Segment Open
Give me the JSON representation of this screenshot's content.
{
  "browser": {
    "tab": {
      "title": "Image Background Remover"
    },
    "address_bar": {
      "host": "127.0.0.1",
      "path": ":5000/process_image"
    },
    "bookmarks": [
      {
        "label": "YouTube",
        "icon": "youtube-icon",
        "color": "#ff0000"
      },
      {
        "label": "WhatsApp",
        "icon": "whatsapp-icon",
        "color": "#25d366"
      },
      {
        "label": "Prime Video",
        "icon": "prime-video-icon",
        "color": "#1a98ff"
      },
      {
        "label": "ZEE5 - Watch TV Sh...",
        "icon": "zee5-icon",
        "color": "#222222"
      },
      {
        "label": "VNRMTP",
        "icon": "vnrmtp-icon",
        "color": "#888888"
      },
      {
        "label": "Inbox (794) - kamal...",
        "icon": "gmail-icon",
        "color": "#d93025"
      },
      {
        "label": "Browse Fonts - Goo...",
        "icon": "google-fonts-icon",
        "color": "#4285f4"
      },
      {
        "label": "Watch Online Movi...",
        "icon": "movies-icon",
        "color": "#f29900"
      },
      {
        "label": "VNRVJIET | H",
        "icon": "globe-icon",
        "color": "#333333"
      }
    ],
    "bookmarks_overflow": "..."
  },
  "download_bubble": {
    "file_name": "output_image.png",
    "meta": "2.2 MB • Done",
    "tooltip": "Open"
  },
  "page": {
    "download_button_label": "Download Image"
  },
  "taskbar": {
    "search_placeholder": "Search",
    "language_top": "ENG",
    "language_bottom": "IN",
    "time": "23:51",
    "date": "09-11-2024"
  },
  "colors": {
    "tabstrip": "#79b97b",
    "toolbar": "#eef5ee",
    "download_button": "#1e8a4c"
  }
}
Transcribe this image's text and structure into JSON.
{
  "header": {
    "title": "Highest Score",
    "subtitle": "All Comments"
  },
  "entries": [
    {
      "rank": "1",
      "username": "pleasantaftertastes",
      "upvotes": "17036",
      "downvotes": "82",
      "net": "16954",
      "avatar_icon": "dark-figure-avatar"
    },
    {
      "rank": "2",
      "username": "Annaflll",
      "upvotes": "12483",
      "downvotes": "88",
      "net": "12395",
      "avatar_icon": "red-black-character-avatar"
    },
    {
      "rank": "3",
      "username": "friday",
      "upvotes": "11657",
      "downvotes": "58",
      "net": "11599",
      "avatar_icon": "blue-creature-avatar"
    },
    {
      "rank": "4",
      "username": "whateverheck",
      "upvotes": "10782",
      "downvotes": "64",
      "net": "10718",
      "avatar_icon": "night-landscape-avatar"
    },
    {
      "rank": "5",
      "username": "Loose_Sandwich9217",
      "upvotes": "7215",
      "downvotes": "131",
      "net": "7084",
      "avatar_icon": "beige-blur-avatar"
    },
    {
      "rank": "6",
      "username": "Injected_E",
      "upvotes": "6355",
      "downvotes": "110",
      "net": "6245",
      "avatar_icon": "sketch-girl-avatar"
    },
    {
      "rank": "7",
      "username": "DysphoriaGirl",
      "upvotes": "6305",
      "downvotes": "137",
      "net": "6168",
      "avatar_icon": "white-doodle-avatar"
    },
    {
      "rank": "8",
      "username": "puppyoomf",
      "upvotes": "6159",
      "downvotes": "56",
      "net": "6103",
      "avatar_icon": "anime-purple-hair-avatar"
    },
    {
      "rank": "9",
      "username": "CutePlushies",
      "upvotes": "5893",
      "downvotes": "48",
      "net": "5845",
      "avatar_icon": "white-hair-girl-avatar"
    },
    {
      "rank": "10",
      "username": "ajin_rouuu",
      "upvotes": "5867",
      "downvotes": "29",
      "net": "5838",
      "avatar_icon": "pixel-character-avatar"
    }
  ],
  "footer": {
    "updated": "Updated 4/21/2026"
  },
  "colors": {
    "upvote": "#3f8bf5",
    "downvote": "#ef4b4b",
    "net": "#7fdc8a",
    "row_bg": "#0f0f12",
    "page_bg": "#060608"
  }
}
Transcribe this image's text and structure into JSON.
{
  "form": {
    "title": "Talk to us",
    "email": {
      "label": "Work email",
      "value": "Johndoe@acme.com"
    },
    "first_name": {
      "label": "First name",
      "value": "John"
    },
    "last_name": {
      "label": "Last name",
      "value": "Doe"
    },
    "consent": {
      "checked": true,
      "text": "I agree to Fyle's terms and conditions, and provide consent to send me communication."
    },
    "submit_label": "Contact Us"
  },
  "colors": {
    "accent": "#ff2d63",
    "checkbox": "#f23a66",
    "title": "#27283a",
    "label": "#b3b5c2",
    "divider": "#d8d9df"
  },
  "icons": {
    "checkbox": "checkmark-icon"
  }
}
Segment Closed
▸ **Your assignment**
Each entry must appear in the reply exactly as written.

▸ **Task solution**
Give me the JSON representation of this screenshot's content.
{
  "browser": {
    "tab": {
      "title": "Image Background Remover"
    },
    "address_bar": {
      "host": "127.0.0.1",
      "path": ":5000/process_image"
    },
    "bookmarks": [
      {
        "label": "YouTube",
        "icon": "youtube-icon",
        "color": "#ff0000"
      },
      {
        "label": "WhatsApp",
        "icon": "whatsapp-icon",
        "color": "#25d366"
      },
      {
        "label": "Prime Video",
        "icon": "prime-video-icon",
        "color": "#1a98ff"
      },
      {
        "label": "ZEE5 - Watch TV Sh...",
        "icon": "zee5-icon",
        "color": "#222222"
      },
      {
        "label": "VNRMTP",
        "icon": "vnrmtp-icon",
        "color": "#888888"
      },
      {
        "label": "Inbox (794) - kamal...",
        "icon": "gmail-icon",
        "color": "#d93025"
      },
      {
        "label": "Browse Fonts - Goo...",
        "icon": "google-fonts-icon",
        "color": "#4285f4"
      },
      {
        "label": "Watch Online Movi...",
        "icon": "movies-icon",
        "color": "#f29900"
      },
      {
        "label": "VNRVJIET | H",
        "icon": "globe-icon",
        "color": "#333333"
      }
    ],
    "bookmarks_overflow": "..."
  },
  "download_bubble": {
    "file_name": "output_image.png",
    "meta": "2.2 MB • Done",
    "tooltip": "Open"
  },
  "page": {
    "download_button_label": "Download Image"
  },
  "taskbar": {
    "search_placeholder": "Search",
    "language_top": "ENG",
    "language_bottom": "IN",
    "time": "23:51",
    "date": "09-11-2024"
  },
  "colors": {
    "tabstrip": "#79b97b",
    "toolbar": "#eef5ee",
    "download_button": "#1e8a4c"
  }
}
Transcribe this image's text and structure into JSON.
{
  "header": {
    "title": "Highest Score",
    "subtitle": "All Comments"
  },
  "entries": [
    {
      "rank": "1",
      "username": "pleasantaftertastes",
      "upvotes": "17036",
      "downvotes": "82",
      "net": "16954",
      "avatar_icon": "dark-figure-avatar"
    },
    {
      "rank": "2",
      "username": "Annaflll",
      "upvotes": "12483",
      "downvotes": "88",
      "net": "12395",
      "avatar_icon": "red-black-character-avatar"
    },
    {
      "rank": "3",
      "username": "friday",
      "upvotes": "11657",
      "downvotes": "58",
      "net": "11599",
      "avatar_icon": "blue-creature-avatar"
    },
    {
      "rank": "4",
      "username": "whateverheck",
      "upvotes": "10782",
      "downvotes": "64",
      "net": "10718",
      "avatar_icon": "night-landscape-avatar"
    },
    {
      "rank": "5",
      "username": "Loose_Sandwich9217",
      "upvotes": "7215",
      "downvotes": "131",
      "net": "7084",
      "avatar_icon": "beige-blur-avatar"
    },
    {
      "rank": "6",
      "username": "Injected_E",
      "upvotes": "6355",
      "downvotes": "110",
      "net": "6245",
      "avatar_icon": "sketch-girl-avatar"
    },
    {
      "rank": "7",
      "username": "DysphoriaGirl",
      "upvotes": "6305",
      "downvotes": "137",
      "net": "6168",
      "avatar_icon": "white-doodle-avatar"
    },
    {
      "rank": "8",
      "username": "puppyoomf",
      "upvotes": "6159",
      "downvotes": "56",
      "net": "6103",
      "avatar_icon": "anime-purple-hair-avatar"
    },
    {
      "rank": "9",
      "username": "CutePlushies",
      "upvotes": "5893",
      "downvotes": "48",
      "net": "5845",
      "avatar_icon": "white-hair-girl-avatar"
    },
    {
      "rank": "10",
      "username": "ajin_rouuu",
      "upvotes": "5867",
      "downvotes": "29",
      "net": "5838",
      "avatar_icon": "pixel-character-avatar"
    }
  ],
  "footer": {
    "updated": "Updated 4/21/2026"
  },
  "colors": {
    "upvote": "#3f8bf5",
    "downvote": "#ef4b4b",
    "net": "#7fdc8a",
    "row_bg": "#0f0f12",
    "page_bg": "#060608"
  }
}
Transcribe this image's text and structure into JSON.
{
  "form": {
    "title": "Talk to us",
    "email": {
      "label": "Work email",
      "value": "Johndoe@acme.com"
    },
    "first_name": {
      "label": "First name",
      "value": "John"
    },
    "last_name": {
      "label": "Last name",
      "value": "Doe"
    },
    "consent": {
      "checked": true,
      "text": "I agree to Fyle's terms and conditions, and provide consent to send me communication."
    },
    "submit_label": "Contact Us"
  },
  "colors": {
    "accent": "#ff2d63",
    "checkbox": "#f23a66",
    "title": "#27283a",
    "label": "#b3b5c2",
    "divider": "#d8d9df"
  },
  "icons": {
    "checkbox": "checkmark-icon"
  }
}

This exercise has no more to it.